Army 'VOWs' to ensure success for transitioning Soldiers
October 4, 2012
SCHOFIELD BARRACKS, Hawaii (Oct. 4, 2012) -- Starting Nov. 21, all Soldiers will get the tools and support necessary to make a smooth transition into civilian life.
Known as the Veterans Opportunity to Work, or VOW, to Hire Heroes Act, these tools and support are a mandatory pre-separation counseling, a Department of Veterans Affairs benefits briefing and a Department of Labor employment workshop.
VOW falls under the Army Career and Alumni Program, or ACAP, which became a commander's program under Department of the Army Executive Order 054-12, signed in December 2011.
To comply with this order, commanders must now ensure their Soldiers, both active duty and reserve component, start transitioning no later than 12 months from their scheduled departure from the Army. Soldiers will then continue their participation in ACAP until they are discharged.
Commanders, sergeants major and first sergeants learned more about VOW and ACAP at an informational meeting, here, Friday.
The seminar, sponsored by Army Transition Services, ACAP, Directorate of Human Resources, U.S. Army Garrison-Hawaii, focused on information provided by representatives from ACAP, the state unemployment office, the Department of Veterans Affairs and other agencies.

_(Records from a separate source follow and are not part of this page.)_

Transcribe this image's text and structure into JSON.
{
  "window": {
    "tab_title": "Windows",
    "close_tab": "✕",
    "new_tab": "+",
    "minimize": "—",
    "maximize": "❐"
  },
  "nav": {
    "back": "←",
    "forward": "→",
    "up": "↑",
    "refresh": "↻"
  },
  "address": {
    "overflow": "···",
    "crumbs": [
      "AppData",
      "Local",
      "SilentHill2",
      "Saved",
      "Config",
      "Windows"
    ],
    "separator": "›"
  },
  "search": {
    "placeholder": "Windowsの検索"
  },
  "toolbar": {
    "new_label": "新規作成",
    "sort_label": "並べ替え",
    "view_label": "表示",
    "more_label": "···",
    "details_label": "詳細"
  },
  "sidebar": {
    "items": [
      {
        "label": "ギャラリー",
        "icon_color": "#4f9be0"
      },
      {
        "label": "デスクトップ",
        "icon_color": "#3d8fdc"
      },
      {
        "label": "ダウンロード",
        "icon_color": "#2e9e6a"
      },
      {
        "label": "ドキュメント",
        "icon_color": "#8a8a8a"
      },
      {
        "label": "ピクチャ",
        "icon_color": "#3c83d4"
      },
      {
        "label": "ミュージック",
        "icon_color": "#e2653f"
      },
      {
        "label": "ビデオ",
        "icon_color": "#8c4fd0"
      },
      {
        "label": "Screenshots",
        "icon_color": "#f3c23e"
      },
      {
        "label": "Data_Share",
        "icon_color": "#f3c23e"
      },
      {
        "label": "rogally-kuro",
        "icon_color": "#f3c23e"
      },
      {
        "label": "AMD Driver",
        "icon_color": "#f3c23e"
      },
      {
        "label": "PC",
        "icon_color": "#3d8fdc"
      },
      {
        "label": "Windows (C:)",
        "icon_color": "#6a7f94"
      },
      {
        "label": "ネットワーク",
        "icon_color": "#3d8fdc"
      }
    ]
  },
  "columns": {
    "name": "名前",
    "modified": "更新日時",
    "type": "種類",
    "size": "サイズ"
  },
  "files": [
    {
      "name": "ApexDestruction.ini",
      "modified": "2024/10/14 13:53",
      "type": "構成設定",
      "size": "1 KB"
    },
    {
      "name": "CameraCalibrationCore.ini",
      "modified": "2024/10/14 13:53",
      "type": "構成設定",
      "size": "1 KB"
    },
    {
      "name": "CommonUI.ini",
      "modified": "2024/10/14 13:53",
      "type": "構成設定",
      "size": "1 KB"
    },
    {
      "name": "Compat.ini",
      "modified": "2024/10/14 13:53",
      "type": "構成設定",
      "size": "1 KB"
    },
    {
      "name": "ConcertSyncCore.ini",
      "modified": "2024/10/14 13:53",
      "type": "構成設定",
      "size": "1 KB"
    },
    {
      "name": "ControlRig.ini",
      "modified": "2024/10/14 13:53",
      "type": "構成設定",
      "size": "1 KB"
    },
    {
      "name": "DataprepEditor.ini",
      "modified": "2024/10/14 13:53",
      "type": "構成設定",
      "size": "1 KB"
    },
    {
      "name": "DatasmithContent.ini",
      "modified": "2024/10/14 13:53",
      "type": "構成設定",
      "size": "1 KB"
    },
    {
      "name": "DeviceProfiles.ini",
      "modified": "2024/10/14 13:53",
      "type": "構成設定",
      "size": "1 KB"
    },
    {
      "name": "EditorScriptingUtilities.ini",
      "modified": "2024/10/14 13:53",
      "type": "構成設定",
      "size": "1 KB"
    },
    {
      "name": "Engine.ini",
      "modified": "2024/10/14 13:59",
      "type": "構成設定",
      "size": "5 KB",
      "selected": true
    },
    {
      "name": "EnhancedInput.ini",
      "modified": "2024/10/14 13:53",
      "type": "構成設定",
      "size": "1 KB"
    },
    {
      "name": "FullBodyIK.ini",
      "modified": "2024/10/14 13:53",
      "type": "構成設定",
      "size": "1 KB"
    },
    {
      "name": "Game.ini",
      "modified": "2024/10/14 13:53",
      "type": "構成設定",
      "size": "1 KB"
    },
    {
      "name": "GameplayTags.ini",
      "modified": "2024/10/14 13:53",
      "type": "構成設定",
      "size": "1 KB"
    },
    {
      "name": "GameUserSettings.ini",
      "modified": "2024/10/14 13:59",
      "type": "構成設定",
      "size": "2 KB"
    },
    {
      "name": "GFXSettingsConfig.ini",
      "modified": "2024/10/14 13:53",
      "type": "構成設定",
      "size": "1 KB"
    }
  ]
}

Command teams learned the following:
•Commanders will actively ensure their Soldiers, both active and reserve component, will start transition no later than 12 months from their scheduled departure from the Army. Soldiers will continue their participation in ACAP until they're discharged.
•ACAP encourages Soldiers to have a final resume and at least one of the following transition products upon separation: a letter of acceptance from a college or university, a job offer or a list of job openings that the Soldier can qualify for.
•Commanders will now be required to ensure their Soldiers are counseled on lifelong learning and on developing goals, so Soldiers can create an Individual Development Plan, or IDP, during the Soldier's first duty assignment and continuing until separation.
"Counseling starts from day one," said Lt. Col. Dianna Terpin, commander, 715th Military Intelligence Battalion, 500th MI Brigade, who was attending the conference. "Even when the Soldier decides he or she is going to leave the military, that all goes into their counseling, so we understand that Soldier's goals.
"Commanders are going to be responsible to ensure that their Soldiers get their time to go to the workshops," Terpin continued. "If you start out far enough in advance, you should be able to get them in on time."
Terpin said ACAP has to be a priority.
"You can't let a Soldier be so mission-critical that they can't take care of these things because they'll get to the point that when they're getting out, they haven't met those goals. They don't have a resume, they don't know what to do, so now they're in a situation where they can't get a job because they didn't write a resume," she explained.
Terpin said she notices a difference between resumes of Soldiers who have attended ACAP and Soldiers who haven't. ACAP resumes are well written and focused.
"If a resume doesn't say the right things, Soldiers won't even get their foot in the door," Terpin said.
Just as commanders have responsibilities to ACAP, so do Soldiers. Since ACAP is a commander's program, transitioning Soldiers should immediately inform their chain of command. Then, Soldiers can immediately go to www.acap.army.mil to find ACAP information, how to contact ACAP counselors anytime and anywhere, and begin the transition process by initiating their pre-separation counseling.
If Soldiers' leadership doesn't provide the time to begin the transition process, Soldiers should address the issue by exercising their chain of command's open door policy.
Veterans and Unemployment
The top five occupations of enlisted Soldiers applying for unemployment compensation follow:
--88M, Motor Transport Operator.
--68W, Healthcare Specialist (Combat Medic).
--31B, Military Police.
--42A, Human Resources Specialist.
Transition Resources for Soldiers
Learn more about ACAP and its services:
--Call (808) 655-1028, ext. 5;
--Fax (808) 655-1903;
--Visit the ACAP office in Bldg. 750, Room 134, Soldier Support Center, Schofield Barracks;
--Email firstname.lastname@example.org; or
--Soldiers can now use an online service to complete their mandatory pre-separation briefing on the ACAP homepage; visit www.acap.army.mil.
--Soldiers can receive receive one-on-one counseling by calling ACAP's 24/7 call center service at (800) 325-4715 or by emailing email@example.com.